THE TASK –
Where does the string "icon" appear in the listing below? Copy every line where it does.

DATASET EXCERPTS –
━━━━

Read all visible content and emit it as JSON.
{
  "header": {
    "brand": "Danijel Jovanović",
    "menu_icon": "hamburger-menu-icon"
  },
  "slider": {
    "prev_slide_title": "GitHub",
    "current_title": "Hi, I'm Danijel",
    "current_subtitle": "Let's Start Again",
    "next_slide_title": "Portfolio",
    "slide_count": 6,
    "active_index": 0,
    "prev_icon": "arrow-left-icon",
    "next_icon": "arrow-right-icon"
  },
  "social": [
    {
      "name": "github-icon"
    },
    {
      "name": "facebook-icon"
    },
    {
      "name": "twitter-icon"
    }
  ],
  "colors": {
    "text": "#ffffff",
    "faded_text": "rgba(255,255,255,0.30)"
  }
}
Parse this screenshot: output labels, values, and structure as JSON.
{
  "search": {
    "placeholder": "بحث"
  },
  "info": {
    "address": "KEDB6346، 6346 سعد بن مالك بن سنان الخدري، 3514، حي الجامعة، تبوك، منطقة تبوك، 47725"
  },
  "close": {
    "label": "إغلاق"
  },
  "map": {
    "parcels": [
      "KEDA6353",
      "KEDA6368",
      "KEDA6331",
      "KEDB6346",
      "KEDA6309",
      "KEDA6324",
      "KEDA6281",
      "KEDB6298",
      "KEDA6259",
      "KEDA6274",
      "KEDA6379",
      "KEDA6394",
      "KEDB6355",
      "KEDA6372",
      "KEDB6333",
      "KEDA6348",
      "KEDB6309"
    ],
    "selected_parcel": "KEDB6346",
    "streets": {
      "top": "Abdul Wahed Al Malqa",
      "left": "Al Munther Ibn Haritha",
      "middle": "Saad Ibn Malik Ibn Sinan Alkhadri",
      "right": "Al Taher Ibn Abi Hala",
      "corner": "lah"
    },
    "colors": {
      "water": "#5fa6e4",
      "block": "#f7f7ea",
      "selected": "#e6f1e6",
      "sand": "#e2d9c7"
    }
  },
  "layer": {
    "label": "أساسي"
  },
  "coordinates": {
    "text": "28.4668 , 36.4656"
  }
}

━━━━

TASK RESULT –
    "menu_icon": "hamburger-menu-icon"
    "prev_icon": "arrow-left-icon",
    "next_icon": "arrow-right-icon"
      "name": "github-icon"
      "name": "facebook-icon"
      "name": "twitter-icon"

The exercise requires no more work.